Third generation coach Tre Lamb, carries on a family coaching legacy

It's never easy to become a first-time college football head coach, and Gardner Webb's Tre Lamb is not only doing that, he has also taken over during a pandemic and at just 31 years old.

But he has one big thing going for him. Tradition.

"I think I'm a little bit ahead of the curve and ahead of my age. I'm not your normal 31 year old. I have been around ball since I've been three years old. I have been at football practice for 28 years of my life, learning from some of the best," said Tre Lamb.

Lamb has had an up close view at what it takes to coach winning football.

"We're kind of like the Bowdens, but the decimal point is in a different place," said Ray Lamb.

Ray Lamb, Tre's grandpa had a coaching career that did not produce the same money as the Bowdens, but his winning legacy is the same.

Ray coached for 32 years around the state and won 3 state titles. His sons Bobby and Hal played on the 1981 Commerce state championship team then became coaches too.

Bobby on the college level as the a head coach at Furman and most recently Mercer and Hal, Tre's dad, at Calhoun High School where he won 238 games and 3 state championships.

Now it's Tre's turn, he and his cousin Taylor, Gardner Webb's quarterbacks coach, are a part of the family business.

"We've been a coaching family for so long, and for him to carry the torch for us with him and Taylor up there, it's really important for our family," said Hal.

"I'm doing it my own way, but also leaning on people I've worked for and people I've worked with and obviously my family," said Tre.

Things started on a high note. Gardner-Webb opened the season 2-0 and because of their rare spring schedule, grandpa, dad and uncles have been able to attend games. Tre says that just means a little more second guessing afterwards

"It's been great. I've got to make sure they get out of here after the game so I don't have to listen to them tell me what I have to do different. We've had literally 6 Lamb coaches at every game. After the last game we won in double-overtime and we're all in ym office discussing the game and the SID Marc Rabb walks in and says 'Coach Lamb' and six people look up at the door," said Tre.

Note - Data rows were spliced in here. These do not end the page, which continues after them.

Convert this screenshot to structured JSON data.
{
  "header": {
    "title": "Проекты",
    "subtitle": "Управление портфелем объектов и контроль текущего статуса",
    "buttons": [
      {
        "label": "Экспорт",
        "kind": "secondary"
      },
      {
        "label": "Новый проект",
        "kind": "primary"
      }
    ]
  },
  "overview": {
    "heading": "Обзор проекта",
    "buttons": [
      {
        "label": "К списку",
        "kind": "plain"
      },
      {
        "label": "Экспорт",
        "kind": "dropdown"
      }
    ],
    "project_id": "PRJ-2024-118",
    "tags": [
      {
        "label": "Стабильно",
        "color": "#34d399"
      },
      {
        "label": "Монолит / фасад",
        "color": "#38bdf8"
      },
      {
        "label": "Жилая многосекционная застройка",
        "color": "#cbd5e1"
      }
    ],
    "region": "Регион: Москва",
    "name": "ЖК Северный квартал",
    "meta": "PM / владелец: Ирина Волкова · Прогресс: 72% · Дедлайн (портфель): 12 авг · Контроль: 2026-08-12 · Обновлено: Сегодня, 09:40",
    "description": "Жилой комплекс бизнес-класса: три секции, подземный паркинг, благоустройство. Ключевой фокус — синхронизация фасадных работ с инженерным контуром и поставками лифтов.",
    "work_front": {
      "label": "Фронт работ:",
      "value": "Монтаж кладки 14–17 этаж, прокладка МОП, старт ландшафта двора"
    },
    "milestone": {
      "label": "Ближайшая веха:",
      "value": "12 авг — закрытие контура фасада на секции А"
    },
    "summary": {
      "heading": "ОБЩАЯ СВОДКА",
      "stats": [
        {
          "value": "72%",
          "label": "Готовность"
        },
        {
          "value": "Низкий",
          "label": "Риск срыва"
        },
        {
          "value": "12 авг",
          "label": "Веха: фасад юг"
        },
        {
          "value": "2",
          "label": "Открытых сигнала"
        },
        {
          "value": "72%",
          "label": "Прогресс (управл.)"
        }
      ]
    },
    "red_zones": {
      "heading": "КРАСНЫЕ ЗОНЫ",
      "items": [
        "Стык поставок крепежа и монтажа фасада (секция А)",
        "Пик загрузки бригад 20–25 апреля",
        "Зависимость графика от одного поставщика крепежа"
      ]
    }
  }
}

And when it comes to heeding that advice, that's a place where Tre has already surpassed his dad.

"He actually listens a little bit more than my boys did. My boys always thought I was criticizing them, I think Tre understands that it's constructive criticism," said Ray.

Although he is in North Carolina, Tre has not forgotten his Georgia roots. More than half of the players he has had in his first two recruiting classes at Gardner Webb have come from his home state.